A Clever Variation of an “Old” Theme
My hat is off to CooksIllustrated.com for formulating a worthy variation to the now famous New York Times no knead recipe. They call it their “Almost No Knead” bread since it involves a bit of light kneading, but another key step in the process is streamlined so overall their recipe is still a cinch to make.
If you’re already familiar with the “traditional” no knead recipe, I think you will find the final results of this one significantly different in almost all respects. This crust has a nice crunch to it but is much thinner and easier to chew and the interior crumb is tighter (smaller holes) and softer. I wouldn’t classify this bread as “rustic” like I would the NYT version.

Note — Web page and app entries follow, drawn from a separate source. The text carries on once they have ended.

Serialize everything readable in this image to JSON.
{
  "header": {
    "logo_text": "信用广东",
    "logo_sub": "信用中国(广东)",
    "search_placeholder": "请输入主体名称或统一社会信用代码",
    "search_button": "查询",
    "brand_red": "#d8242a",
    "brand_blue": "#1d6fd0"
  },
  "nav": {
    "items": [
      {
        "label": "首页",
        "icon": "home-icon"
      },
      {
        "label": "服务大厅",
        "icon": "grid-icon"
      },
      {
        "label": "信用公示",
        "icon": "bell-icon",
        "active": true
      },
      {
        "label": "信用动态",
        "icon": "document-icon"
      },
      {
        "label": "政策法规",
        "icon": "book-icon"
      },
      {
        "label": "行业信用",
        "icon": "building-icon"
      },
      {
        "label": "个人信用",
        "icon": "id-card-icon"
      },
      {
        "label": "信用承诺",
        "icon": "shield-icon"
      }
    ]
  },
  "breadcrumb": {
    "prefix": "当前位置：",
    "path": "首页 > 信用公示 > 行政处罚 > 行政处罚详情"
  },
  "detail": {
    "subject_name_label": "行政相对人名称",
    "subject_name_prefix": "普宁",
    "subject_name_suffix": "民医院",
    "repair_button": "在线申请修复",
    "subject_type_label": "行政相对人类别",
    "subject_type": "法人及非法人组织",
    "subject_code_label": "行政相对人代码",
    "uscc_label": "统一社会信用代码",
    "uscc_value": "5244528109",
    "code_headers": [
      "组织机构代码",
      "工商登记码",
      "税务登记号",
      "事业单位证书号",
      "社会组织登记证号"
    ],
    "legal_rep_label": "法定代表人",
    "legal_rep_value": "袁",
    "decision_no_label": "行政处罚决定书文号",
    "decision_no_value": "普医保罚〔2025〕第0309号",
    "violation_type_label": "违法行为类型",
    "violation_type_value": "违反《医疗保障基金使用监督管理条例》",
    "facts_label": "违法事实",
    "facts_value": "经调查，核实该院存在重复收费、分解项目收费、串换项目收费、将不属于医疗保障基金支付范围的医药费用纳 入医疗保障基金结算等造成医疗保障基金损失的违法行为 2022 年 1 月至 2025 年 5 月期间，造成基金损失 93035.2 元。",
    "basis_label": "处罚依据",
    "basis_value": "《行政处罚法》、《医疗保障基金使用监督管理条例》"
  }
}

But what really sets this recipe apart is its flavor. The addition of a few ounces of beer and a tablespoon of white vinegar creates a unique and pleasing flavor all its own.

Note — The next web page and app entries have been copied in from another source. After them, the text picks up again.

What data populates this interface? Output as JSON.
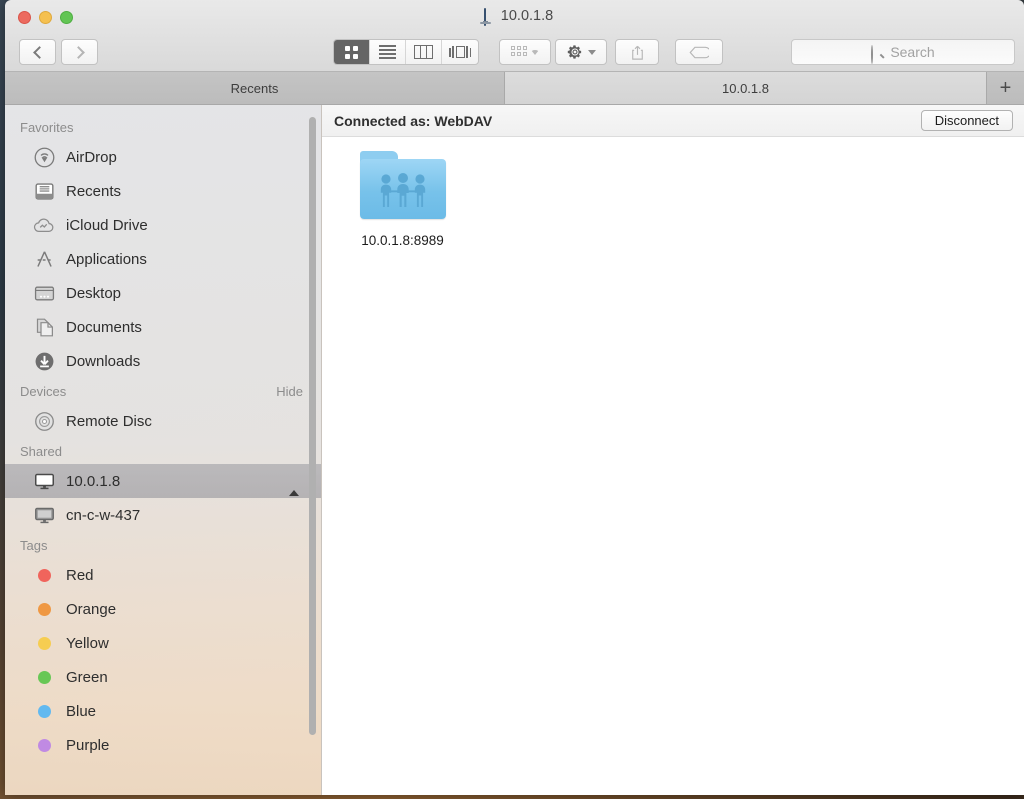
{
  "window": {
    "title": "10.0.1.8",
    "title_icon": "display-icon",
    "traffic_lights": [
      "close-red",
      "minimize-yellow",
      "zoom-green"
    ],
    "colors": {
      "red": "#ec6a5f",
      "yellow": "#f5c04f",
      "green": "#62c554",
      "folder_blue": "#77c2ea",
      "selection_gray": "#a0a0a6"
    }
  },
  "toolbar": {
    "back_label": "",
    "forward_label": "",
    "back_icon": "chevron-left-icon",
    "forward_icon": "chevron-right-icon",
    "view_modes": [
      {
        "name": "icon-view",
        "icon": "grid-icon",
        "active": true
      },
      {
        "name": "list-view",
        "icon": "list-icon",
        "active": false
      },
      {
        "name": "column-view",
        "icon": "columns-icon",
        "active": false
      },
      {
        "name": "gallery-view",
        "icon": "coverflow-icon",
        "active": false
      }
    ],
    "arrange_icon": "arrange-icon",
    "action_icon": "gear-icon",
    "share_icon": "share-icon",
    "tag_icon": "tag-icon",
    "search": {
      "placeholder": "Search",
      "value": "",
      "icon": "search-icon"
    }
  },
  "tabs": {
    "items": [
      {
        "label": "Recents",
        "active": false
      },
      {
        "label": "10.0.1.8",
        "active": true
      }
    ],
    "add_label": "+"
  },
  "sidebar": {
    "sections": [
      {
        "title": "Favorites",
        "action": "",
        "items": [
          {
            "label": "AirDrop",
            "icon": "airdrop-icon"
          },
          {
            "label": "Recents",
            "icon": "recents-icon"
          },
          {
            "label": "iCloud Drive",
            "icon": "icloud-icon"
          },
          {
            "label": "Applications",
            "icon": "applications-icon"
          },
          {
            "label": "Desktop",
            "icon": "desktop-icon"
          },
          {
            "label": "Documents",
            "icon": "documents-icon"
          },
          {
            "label": "Downloads",
            "icon": "downloads-icon"
          }
        ]
      },
      {
        "title": "Devices",
        "action": "Hide",
        "items": [
          {
            "label": "Remote Disc",
            "icon": "optical-disc-icon"
          }
        ]
      },
      {
        "title": "Shared",
        "action": "",
        "items": [
          {
            "label": "10.0.1.8",
            "icon": "display-icon",
            "selected": true,
            "eject": true
          },
          {
            "label": "cn-c-w-437",
            "icon": "computer-icon",
            "selected": false,
            "eject": false
          }
        ]
      },
      {
        "title": "Tags",
        "action": "",
        "items": [
          {
            "label": "Red",
            "icon": "tag-dot-icon",
            "color": "#f0645c"
          },
          {
            "label": "Orange",
            "icon": "tag-dot-icon",
            "color": "#ef9843"
          },
          {
            "label": "Yellow",
            "icon": "tag-dot-icon",
            "color": "#f6cd51"
          },
          {
            "label": "Green",
            "icon": "tag-dot-icon",
            "color": "#68c755"
          },
          {
            "label": "Blue",
            "icon": "tag-dot-icon",
            "color": "#62b9f0"
          },
          {
            "label": "Purple",
            "icon": "tag-dot-icon",
            "color": "#c08ae3"
          }
        ]
      }
    ]
  },
  "content": {
    "connection_status": "Connected as: WebDAV",
    "disconnect_label": "Disconnect",
    "files": [
      {
        "name": "10.0.1.8:8989",
        "icon": "shared-folder-icon"
      }
    ]
  }
}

In these videos I cover the Cooks Illustrated plain white flour and whole wheat flour versions.
This recipe also converts extremely well to sandwich loaf bread. In the third video below, I do just that.
I’m looking forward to hearing what you think of this bread – please leave your comments below.
Update: See Virginia’s comment post of 8/22/08. She made a few changes to get great results with a rye version (click link) of this recipe.
The thinner crust and softer, tighter crumb of the Almost No Knead recipe, combined with its subtle flavors, makes it a nice candidate for a sandwich loaf. Here’s a video of the process with the the adjusted ingredient quantities.
18 ounces (~3 2/3 cups) flour. Use all white or a combination of white and up to 6 ounces whole wheat.
1 3/4 tsp salt
3/8 tsp. instant yeast
1 cup (8 ounces) water
1/2 cup (4 ounces) beer
1 1/4 Tbs white vinegar
2 1/2 Tbs honey (I use raw sugar instead). The honey is suggested only when baking the whole wheat version of this recipe.
Baking Instructions: Preheat oven to 425. Place bread pan with risen dough in oven and reduce temperature to 350. Bake for 55 minutes or until internal bread temperature is about 200 degrees. Note that in the video I’m using a Pyrex bread pan. A metal bread pan would probably bake a few minutes faster.
Note: some have reported an issue with the loaf sticking to the bread pan. After buttering/oiling the baking pans, cornmeal can be sprinkled liberally on the insides and bottom of the pans. This eliminates the bread sticking to the sides while baking. Thanks to Tom & Melody DeGraziano for this tip.